The implication of these results is that variants of these highly pathogenic types of HPV have coevolved with their host and that coexistence has selected for variants with increased duration of infectivity, a presumably selectable trait. Although these observations have intriguing biologic ramifications, the issue of clinical importance is whether there is an increased risk for cervical cancer associated with specific variants in individuals of a particular genotype, for which race is a surrogate ( 13 – 15 ) . If we assume that the increased time to clearance translates into increased risk of cancer, then it is difficult to resolve these data with other studies that found a stronger association between cancer and non-European HPV16 variants in white women ( 16 ) and in women from Mexico and Costa Rica ( 17 , 18 ) and between cancer and European variants that are more common in cervical cancer among African women ( 19 ) . Thus, it appears that the HPVs that did not coevolve with a specific race are more pathogenic. A corollary exists with animal papillomavirus: Cottontail rabbit cutaneous papillomavirus causes carcinomas in domestic rabbits but not in cottontail rabbits, and bovine papillomavirus causes sarcoid lesions in horses ( 20 ) . It would have been informative to combine the HPV16 Asian American variants and the African variants into a non-European variant class for additional analyses because a dichotomy in HPV lineage (European versus non-European) is supported by analyses of the complete genomes of representative HPV16 variants ( 21 ) .

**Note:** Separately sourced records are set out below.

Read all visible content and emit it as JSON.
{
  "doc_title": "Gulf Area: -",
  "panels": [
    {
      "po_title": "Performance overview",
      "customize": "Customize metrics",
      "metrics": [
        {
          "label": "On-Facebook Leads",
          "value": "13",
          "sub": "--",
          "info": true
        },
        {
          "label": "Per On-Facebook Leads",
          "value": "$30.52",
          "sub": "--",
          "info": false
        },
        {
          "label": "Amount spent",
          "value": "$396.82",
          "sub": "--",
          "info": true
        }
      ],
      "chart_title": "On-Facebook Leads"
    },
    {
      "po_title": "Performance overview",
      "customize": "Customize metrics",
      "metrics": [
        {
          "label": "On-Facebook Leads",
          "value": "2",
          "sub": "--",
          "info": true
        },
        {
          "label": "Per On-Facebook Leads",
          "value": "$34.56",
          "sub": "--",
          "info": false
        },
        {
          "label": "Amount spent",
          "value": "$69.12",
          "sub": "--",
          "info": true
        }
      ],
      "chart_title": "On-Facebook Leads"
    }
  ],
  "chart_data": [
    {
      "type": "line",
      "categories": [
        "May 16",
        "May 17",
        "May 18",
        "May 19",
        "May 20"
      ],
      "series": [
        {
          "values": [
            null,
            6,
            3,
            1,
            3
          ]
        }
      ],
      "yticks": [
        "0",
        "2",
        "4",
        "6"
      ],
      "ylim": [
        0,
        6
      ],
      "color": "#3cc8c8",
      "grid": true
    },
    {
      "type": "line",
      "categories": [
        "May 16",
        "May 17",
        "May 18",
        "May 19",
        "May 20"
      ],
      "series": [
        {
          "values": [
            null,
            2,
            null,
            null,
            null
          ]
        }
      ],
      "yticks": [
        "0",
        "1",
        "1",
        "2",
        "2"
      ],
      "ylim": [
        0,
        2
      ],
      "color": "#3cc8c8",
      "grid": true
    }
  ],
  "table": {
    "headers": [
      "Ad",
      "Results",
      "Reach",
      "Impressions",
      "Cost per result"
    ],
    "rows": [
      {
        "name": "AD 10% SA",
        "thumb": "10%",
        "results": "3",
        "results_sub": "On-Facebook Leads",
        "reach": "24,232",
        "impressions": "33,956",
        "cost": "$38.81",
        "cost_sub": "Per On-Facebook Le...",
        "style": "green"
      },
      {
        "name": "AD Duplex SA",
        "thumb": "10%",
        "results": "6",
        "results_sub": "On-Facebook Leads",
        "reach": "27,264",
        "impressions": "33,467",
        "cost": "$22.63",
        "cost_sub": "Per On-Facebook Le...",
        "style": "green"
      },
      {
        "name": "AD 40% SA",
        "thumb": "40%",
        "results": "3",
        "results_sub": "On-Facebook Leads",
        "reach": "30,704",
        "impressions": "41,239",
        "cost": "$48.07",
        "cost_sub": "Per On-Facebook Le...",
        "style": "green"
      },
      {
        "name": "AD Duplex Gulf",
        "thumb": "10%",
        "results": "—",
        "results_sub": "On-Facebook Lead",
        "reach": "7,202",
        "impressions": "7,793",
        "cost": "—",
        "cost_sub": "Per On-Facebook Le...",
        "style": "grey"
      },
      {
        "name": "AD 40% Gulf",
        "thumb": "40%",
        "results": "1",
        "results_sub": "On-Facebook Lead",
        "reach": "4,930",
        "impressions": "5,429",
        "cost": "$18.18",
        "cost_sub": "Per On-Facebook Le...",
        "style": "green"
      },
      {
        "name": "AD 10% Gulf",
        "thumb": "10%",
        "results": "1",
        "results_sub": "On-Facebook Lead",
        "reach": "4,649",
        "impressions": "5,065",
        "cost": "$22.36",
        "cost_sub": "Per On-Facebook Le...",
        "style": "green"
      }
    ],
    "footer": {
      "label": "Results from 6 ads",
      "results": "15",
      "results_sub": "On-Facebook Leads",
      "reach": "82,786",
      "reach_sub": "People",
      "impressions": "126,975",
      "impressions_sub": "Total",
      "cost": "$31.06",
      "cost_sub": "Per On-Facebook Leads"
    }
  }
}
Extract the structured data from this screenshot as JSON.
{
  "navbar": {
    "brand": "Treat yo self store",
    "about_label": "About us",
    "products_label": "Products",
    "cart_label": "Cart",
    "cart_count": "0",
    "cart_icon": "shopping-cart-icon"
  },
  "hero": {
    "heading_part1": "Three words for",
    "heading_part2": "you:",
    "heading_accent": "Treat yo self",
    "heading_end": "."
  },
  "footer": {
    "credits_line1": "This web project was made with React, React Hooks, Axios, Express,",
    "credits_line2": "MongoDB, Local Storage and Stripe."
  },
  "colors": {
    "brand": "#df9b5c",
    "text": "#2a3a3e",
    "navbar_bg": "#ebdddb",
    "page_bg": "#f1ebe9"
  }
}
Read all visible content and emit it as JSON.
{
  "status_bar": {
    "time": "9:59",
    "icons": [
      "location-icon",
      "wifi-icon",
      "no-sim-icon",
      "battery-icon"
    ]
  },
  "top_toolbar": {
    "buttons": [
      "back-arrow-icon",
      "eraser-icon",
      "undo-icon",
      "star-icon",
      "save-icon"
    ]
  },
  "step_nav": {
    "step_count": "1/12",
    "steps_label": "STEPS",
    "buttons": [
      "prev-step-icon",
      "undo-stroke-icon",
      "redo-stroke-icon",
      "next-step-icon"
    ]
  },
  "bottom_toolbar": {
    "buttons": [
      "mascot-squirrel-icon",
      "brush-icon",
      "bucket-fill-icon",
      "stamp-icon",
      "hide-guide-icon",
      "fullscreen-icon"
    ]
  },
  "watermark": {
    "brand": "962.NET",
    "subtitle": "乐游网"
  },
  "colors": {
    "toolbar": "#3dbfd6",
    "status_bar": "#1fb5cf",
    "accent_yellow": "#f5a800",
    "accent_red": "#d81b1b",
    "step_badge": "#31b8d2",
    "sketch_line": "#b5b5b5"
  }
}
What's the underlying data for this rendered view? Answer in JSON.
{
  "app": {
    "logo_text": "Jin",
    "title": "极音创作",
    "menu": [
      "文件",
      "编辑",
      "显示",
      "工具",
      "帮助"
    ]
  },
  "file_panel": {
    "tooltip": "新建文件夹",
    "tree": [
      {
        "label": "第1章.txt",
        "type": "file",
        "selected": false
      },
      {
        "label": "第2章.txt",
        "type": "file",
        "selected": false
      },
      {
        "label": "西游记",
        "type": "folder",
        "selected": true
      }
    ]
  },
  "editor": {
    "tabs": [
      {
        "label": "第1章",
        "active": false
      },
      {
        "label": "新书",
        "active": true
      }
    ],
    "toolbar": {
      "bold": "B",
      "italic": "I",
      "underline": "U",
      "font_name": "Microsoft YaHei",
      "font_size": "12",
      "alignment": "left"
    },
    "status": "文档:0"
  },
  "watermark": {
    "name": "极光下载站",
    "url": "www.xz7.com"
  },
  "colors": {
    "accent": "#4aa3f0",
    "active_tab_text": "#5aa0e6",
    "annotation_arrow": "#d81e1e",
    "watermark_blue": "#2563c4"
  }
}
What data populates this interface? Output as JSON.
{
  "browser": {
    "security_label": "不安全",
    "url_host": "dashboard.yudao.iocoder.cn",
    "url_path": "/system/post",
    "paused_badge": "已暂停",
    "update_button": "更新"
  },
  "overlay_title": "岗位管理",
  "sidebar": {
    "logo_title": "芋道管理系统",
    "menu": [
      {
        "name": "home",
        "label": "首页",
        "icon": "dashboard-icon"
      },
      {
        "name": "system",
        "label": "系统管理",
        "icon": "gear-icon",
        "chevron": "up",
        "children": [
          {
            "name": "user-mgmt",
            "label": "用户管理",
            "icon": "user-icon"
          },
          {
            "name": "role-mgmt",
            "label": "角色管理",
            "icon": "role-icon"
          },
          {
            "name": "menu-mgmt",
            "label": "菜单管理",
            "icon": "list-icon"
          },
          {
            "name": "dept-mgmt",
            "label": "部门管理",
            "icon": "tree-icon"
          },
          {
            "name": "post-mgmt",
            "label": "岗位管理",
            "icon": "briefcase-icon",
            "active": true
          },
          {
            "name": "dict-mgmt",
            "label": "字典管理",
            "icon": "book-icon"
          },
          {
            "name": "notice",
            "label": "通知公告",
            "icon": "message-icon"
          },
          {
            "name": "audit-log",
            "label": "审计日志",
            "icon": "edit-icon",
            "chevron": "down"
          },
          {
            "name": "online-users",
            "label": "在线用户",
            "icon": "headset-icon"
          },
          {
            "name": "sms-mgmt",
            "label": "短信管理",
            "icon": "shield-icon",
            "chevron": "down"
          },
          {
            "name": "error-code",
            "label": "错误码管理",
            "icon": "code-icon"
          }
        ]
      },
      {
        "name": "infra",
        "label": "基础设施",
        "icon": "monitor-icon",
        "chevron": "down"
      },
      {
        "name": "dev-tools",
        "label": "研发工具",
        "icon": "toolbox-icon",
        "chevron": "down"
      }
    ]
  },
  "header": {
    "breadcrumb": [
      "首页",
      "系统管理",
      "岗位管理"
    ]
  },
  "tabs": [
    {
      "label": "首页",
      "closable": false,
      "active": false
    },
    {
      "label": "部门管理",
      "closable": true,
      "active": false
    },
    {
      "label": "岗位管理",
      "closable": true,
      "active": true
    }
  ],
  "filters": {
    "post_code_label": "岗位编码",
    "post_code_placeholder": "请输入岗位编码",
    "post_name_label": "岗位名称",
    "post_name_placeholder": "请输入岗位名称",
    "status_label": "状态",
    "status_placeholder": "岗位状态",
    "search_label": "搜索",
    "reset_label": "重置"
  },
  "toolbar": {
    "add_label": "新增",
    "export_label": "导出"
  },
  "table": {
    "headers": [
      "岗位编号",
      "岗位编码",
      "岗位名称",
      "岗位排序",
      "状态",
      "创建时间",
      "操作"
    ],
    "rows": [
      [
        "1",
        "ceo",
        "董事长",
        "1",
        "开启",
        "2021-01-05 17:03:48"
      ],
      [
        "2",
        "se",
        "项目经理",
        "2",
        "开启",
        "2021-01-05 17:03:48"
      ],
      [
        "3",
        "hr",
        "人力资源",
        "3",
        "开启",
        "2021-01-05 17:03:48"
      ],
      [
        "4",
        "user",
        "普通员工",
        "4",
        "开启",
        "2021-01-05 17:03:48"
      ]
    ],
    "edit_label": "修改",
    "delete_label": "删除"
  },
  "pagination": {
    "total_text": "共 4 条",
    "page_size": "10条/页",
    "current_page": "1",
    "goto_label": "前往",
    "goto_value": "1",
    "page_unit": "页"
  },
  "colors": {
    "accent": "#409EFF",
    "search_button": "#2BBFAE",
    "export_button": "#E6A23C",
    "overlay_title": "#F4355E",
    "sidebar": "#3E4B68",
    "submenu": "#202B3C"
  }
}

The biologic question is what is the relationship between virus and host. The notion that selective pressure for HPV intratypic variants has developed since the migration of humans from Africa suggests that HPV16 and HPV18 are still evolving and likely have the potential to evolve under selective pressure of host immunity elicited through vaccination. Can we posit that a selective advantage will correspond to an increased prevalence? What host factors might the virus need to overcome to increase the duration of viral persistence and presumably to be infective over a longer period? Host immunity is at the top of the list. In fact, in a study in Costa Rica ( 17 ) , infection with non-European variants was associated with a specific human leukocyte antigen haplotype but not with markers for genetic stratification. Costa Rica's population being admixed confuses the definition of race as a surrogate marker for a specific genotype. Thus, the HPV16 and HPV18 variants appear to be in a “tango” with some unknown characteristics of the human genome associated with race. The “tangle” is trying to figure out what these factors might be and how the relationships among virus variation, host variation, and persistence lead to cancer. Long-term follow-up of vaccinated individuals should reveal whether the virus is eliminated or is planning any more “tango steps.”